[Exercise requirements] Without changing anything, reproduce every record below.

(Available records)

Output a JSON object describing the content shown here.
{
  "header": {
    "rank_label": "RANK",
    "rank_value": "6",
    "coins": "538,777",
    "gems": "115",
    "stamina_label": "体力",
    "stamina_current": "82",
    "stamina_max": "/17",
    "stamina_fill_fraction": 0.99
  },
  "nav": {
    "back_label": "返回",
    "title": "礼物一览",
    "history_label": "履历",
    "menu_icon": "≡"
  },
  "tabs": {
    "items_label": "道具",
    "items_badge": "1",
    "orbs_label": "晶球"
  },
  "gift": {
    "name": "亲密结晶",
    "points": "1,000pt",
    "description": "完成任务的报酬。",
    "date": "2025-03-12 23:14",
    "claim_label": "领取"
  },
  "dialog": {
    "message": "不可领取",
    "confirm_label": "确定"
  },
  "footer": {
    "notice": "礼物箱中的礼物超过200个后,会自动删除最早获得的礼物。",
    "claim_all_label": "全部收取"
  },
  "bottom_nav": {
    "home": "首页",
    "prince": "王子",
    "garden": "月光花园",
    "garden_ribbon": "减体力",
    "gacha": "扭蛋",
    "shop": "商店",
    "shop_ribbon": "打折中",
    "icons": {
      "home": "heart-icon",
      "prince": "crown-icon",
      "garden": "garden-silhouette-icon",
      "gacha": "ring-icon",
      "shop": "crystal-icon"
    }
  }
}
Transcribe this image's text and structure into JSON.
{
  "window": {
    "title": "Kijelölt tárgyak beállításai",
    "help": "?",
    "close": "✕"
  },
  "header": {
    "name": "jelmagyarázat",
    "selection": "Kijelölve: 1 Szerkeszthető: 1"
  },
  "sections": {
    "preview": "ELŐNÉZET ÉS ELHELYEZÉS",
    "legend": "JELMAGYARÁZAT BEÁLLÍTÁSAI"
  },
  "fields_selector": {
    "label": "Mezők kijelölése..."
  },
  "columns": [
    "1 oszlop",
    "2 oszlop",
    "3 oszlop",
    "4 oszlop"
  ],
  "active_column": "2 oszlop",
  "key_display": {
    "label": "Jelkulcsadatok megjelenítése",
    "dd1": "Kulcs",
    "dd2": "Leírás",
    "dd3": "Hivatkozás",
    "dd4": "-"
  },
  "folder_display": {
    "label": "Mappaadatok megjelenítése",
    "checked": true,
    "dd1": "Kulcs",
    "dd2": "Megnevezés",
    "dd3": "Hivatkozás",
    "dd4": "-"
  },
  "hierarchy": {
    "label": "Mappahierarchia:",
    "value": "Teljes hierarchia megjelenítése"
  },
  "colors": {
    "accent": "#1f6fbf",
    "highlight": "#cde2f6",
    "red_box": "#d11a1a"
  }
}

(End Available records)

[Solution for this problem]
Output a JSON object describing the content shown here.
{
  "header": {
    "rank_label": "RANK",
    "rank_value": "6",
    "coins": "538,777",
    "gems": "115",
    "stamina_label": "体力",
    "stamina_current": "82",
    "stamina_max": "/17",
    "stamina_fill_fraction": 0.99
  },
  "nav": {
    "back_label": "返回",
    "title": "礼物一览",
    "history_label": "履历",
    "menu_icon": "≡"
  },
  "tabs": {
    "items_label": "道具",
    "items_badge": "1",
    "orbs_label": "晶球"
  },
  "gift": {
    "name": "亲密结晶",
    "points": "1,000pt",
    "description": "完成任务的报酬。",
    "date": "2025-03-12 23:14",
    "claim_label": "领取"
  },
  "dialog": {
    "message": "不可领取",
    "confirm_label": "确定"
  },
  "footer": {
    "notice": "礼物箱中的礼物超过200个后,会自动删除最早获得的礼物。",
    "claim_all_label": "全部收取"
  },
  "bottom_nav": {
    "home": "首页",
    "prince": "王子",
    "garden": "月光花园",
    "garden_ribbon": "减体力",
    "gacha": "扭蛋",
    "shop": "商店",
    "shop_ribbon": "打折中",
    "icons": {
      "home": "heart-icon",
      "prince": "crown-icon",
      "garden": "garden-silhouette-icon",
      "gacha": "ring-icon",
      "shop": "crystal-icon"
    }
  }
}
Transcribe this image's text and structure into JSON.
{
  "window": {
    "title": "Kijelölt tárgyak beállításai",
    "help": "?",
    "close": "✕"
  },
  "header": {
    "name": "jelmagyarázat",
    "selection": "Kijelölve: 1 Szerkeszthető: 1"
  },
  "sections": {
    "preview": "ELŐNÉZET ÉS ELHELYEZÉS",
    "legend": "JELMAGYARÁZAT BEÁLLÍTÁSAI"
  },
  "fields_selector": {
    "label": "Mezők kijelölése..."
  },
  "columns": [
    "1 oszlop",
    "2 oszlop",
    "3 oszlop",
    "4 oszlop"
  ],
  "active_column": "2 oszlop",
  "key_display": {
    "label": "Jelkulcsadatok megjelenítése",
    "dd1": "Kulcs",
    "dd2": "Leírás",
    "dd3": "Hivatkozás",
    "dd4": "-"
  },
  "folder_display": {
    "label": "Mappaadatok megjelenítése",
    "checked": true,
    "dd1": "Kulcs",
    "dd2": "Megnevezés",
    "dd3": "Hivatkozás",
    "dd4": "-"
  },
  "hierarchy": {
    "label": "Mappahierarchia:",
    "value": "Teljes hierarchia megjelenítése"
  },
  "colors": {
    "accent": "#1f6fbf",
    "highlight": "#cde2f6",
    "red_box": "#d11a1a"
  }
}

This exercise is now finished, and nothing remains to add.